• Problem statement: Check each line of the material. Copy those containing "Drucken".

• Recorded data:
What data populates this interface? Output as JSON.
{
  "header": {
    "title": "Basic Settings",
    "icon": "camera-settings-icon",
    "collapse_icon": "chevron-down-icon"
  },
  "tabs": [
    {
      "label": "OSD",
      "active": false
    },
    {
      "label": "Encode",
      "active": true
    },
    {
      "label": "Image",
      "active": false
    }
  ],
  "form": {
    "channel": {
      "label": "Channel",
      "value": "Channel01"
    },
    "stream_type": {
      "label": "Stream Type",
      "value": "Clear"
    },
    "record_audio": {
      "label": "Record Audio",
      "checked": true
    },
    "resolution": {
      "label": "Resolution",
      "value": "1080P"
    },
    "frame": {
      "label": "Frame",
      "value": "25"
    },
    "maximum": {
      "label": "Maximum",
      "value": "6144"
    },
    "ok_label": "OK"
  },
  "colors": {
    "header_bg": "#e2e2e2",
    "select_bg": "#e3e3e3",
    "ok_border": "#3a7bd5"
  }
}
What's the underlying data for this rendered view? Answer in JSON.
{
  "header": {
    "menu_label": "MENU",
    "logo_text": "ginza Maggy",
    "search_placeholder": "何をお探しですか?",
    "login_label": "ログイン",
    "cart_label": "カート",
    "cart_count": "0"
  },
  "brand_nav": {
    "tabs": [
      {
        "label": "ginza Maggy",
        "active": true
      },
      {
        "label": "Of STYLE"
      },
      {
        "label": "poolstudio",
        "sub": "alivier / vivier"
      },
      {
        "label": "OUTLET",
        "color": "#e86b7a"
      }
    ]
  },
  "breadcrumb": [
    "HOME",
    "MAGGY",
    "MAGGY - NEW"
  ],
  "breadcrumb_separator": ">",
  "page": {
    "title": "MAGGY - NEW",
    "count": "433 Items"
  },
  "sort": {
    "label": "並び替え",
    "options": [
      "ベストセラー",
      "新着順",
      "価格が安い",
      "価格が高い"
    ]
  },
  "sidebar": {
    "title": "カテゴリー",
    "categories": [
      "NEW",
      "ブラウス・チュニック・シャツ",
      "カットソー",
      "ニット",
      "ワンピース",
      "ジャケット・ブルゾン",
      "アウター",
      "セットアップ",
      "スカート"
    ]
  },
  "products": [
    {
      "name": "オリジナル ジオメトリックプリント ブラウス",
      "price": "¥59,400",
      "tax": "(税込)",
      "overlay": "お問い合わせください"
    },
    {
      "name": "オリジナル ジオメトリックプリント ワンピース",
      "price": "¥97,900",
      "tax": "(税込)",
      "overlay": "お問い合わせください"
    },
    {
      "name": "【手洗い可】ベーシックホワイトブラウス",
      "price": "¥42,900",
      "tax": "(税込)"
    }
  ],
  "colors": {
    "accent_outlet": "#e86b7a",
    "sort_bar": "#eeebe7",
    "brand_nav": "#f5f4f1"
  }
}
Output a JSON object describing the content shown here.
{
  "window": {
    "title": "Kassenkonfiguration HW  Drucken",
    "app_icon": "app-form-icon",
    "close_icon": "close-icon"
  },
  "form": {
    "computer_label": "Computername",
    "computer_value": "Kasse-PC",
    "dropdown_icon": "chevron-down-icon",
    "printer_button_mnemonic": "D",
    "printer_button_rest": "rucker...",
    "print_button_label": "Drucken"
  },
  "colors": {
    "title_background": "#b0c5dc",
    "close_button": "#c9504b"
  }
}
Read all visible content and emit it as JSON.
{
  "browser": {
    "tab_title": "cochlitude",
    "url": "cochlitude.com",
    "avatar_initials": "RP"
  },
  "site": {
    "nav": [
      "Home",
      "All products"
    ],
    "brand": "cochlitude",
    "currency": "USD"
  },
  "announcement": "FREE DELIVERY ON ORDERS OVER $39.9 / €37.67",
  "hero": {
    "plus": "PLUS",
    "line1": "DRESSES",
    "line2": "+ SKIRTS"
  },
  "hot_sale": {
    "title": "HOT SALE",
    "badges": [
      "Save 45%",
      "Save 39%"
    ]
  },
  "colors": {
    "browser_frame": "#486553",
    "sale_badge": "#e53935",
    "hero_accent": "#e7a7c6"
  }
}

• Answer space:
    "title": "Kassenkonfiguration HW  Drucken",
    "print_button_label": "Drucken"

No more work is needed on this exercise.